“I just cannot give up my Blue Bell ice cream”, she fretted.
And that got me to thinking. I was the same way years ago when I started to change my diet to get my head brain in shape. I spent hours and hours researching and trying to figure out what I could and could not eat. It was intimidating, unapproachable and so time consuming.
For you to get the jump start to the right path, Ann inspired me to create a food substitution list. Actually it is the 5 Secrets of Substitution to Get you Gut In Gear, get it here. It is my hope that this will help you to begin to understand what foods to avoid and why and what foods you can enjoy for better brain and body health.
But right off the bat, here are a few things you can do, now, to clean up your gut brain and your head brain:
- Sugar, it is more addictive than cocaine. Let’s get off this deadly drug. First, say no to candy bars and other hard candies as well as high fructose corn syrup. If you have to have sugar, opt for honey, molassas or maple syrup…they are all natural with no preservatives or additional chemicals. But even these natural sugars in excess can be bad. If you must quench your sweet tooth, grab a piece of fruit or make yourself a cup of licorice tea.
- Remove gluten from your diet. That’s a protein in all wheat products that not only damages our intestines by opening them up (leaky gut) but also opens the door to hyper inflammation. No bread? It is super hard to do, I know from experience.
- Just get started.
- Breakfast: substitute oatmeal, eggs, bacon, sausage for your cereal.
- For lunch, let’s work on a decrease of your sandwich bread. For one week go to just one slice of bread, i.e. have a fold over or open face sandwich. Work to eating no sandwich bread at all concentrating on the meat(protein), veggies and fruit. When you are faced with hamburgers and hot dogs, just don’t eat the bread, eat two meats instead and load up the lettuce, pickle and tomato.

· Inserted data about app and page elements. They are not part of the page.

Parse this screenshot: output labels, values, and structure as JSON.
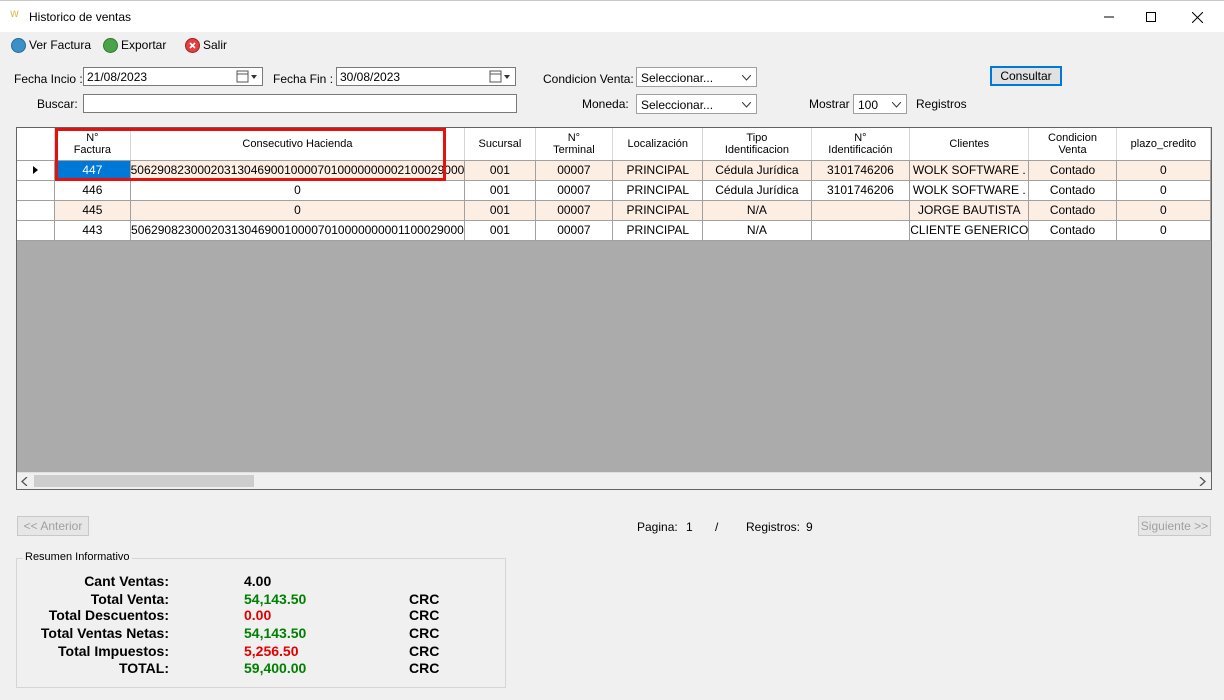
{
  "window": {
    "title": "Historico de ventas"
  },
  "toolbar": {
    "ver_factura": "Ver Factura",
    "exportar": "Exportar",
    "salir": "Salir"
  },
  "filters": {
    "fecha_inicio_label": "Fecha Incio :",
    "fecha_inicio": "21/08/2023",
    "fecha_fin_label": "Fecha Fin :",
    "fecha_fin": "30/08/2023",
    "condicion_label": "Condicion Venta:",
    "condicion_value": "Seleccionar...",
    "moneda_label": "Moneda:",
    "moneda_value": "Seleccionar...",
    "buscar_label": "Buscar:",
    "buscar_value": "",
    "mostrar_label": "Mostrar",
    "mostrar_value": "100",
    "registros_label": "Registros",
    "consultar": "Consultar"
  },
  "grid": {
    "columns": [
      "N°\nFactura",
      "Consecutivo Hacienda",
      "Sucursal",
      "N°\nTerminal",
      "Localización",
      "Tipo\nIdentificacion",
      "N°\nIdentificación",
      "Clientes",
      "Condicion\nVenta",
      "plazo_credito"
    ],
    "rows": [
      [
        "447",
        "50629082300020313046900100007010000000002100029000",
        "001",
        "00007",
        "PRINCIPAL",
        "Cédula Jurídica",
        "3101746206",
        "WOLK SOFTWARE .",
        "Contado",
        "0"
      ],
      [
        "446",
        "0",
        "001",
        "00007",
        "PRINCIPAL",
        "Cédula Jurídica",
        "3101746206",
        "WOLK SOFTWARE .",
        "Contado",
        "0"
      ],
      [
        "445",
        "0",
        "001",
        "00007",
        "PRINCIPAL",
        "N/A",
        "",
        "JORGE BAUTISTA",
        "Contado",
        "0"
      ],
      [
        "443",
        "50629082300020313046900100007010000000001100029000",
        "001",
        "00007",
        "PRINCIPAL",
        "N/A",
        "",
        "CLIENTE GENERICO",
        "Contado",
        "0"
      ]
    ]
  },
  "pager": {
    "anterior": "<< Anterior",
    "siguiente": "Siguiente >>",
    "pagina_label": "Pagina:",
    "pagina_value": "1",
    "separator": "/",
    "registros_label": "Registros:",
    "registros_value": "9"
  },
  "summary": {
    "title": "Resumen Informativo",
    "rows": [
      {
        "label": "Cant Ventas:",
        "value": "4.00",
        "currency": "",
        "color": "#000000"
      },
      {
        "label": "Total Venta:",
        "value": "54,143.50",
        "currency": "CRC",
        "color": "#008000"
      },
      {
        "label": "Total Descuentos:",
        "value": "0.00",
        "currency": "CRC",
        "color": "#e00000"
      },
      {
        "label": "Total Ventas Netas:",
        "value": "54,143.50",
        "currency": "CRC",
        "color": "#008000"
      },
      {
        "label": "Total Impuestos:",
        "value": "5,256.50",
        "currency": "CRC",
        "color": "#e00000"
      },
      {
        "label": "TOTAL:",
        "value": "59,400.00",
        "currency": "CRC",
        "color": "#008000"
      }
    ]
  },
  "colors": {
    "selection": "#0078d7",
    "highlight_box": "#e3120f",
    "odd_row": "#fdeee4"
  }
}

- No rolls for dinner.
- Avoid all processed foods. Gluten is added as a filler and emulsifier.
- Better yet, eliminate all wheat from your diet for two weeks. At the end of the second week, down a loaf of French bread or have a huge bowl of pasta. In an hour, analyze how you feel. The fatigue and sleepiness always hits me the next day, about 12-14 hours later so just keep an eye out–YOU know your body.
- Just get started.
- Say NO to fake food colorings in your foods. Many unnatural dyes have been banned in Europe and Australia due to the brain damage they cause. For more on this read one of my articles We Are Dying Our Brains, found here.
- Strive to eat Paleo (all natural foods) and/or Ketogenic (low carbs, no simple carbs, moderate proteins, all natural good fats–NO saturated fats is the key) for the rest of your life. To get started, check out my 5 Secrets to Getting Your Gut in Gear, also found here.
We are starving our brain of nutrients. We are preventing nutrients from penetrating and massaging our brains so to help us be productive, energetic and at optimal living. It is with hope you can see what our MAD/SAD diet does to our brains and how to eat better.
Helping you keep your memory, enjoy good brain health, and age successfully, I look forward to communicating with you soon!
The purpose of this information is to convey knowledge. It is not intended to diagnose, treat or cure your condition or to be a substitute for advice from your main healthcare professional. Sincerely, I wish you and yours the very best in brain health.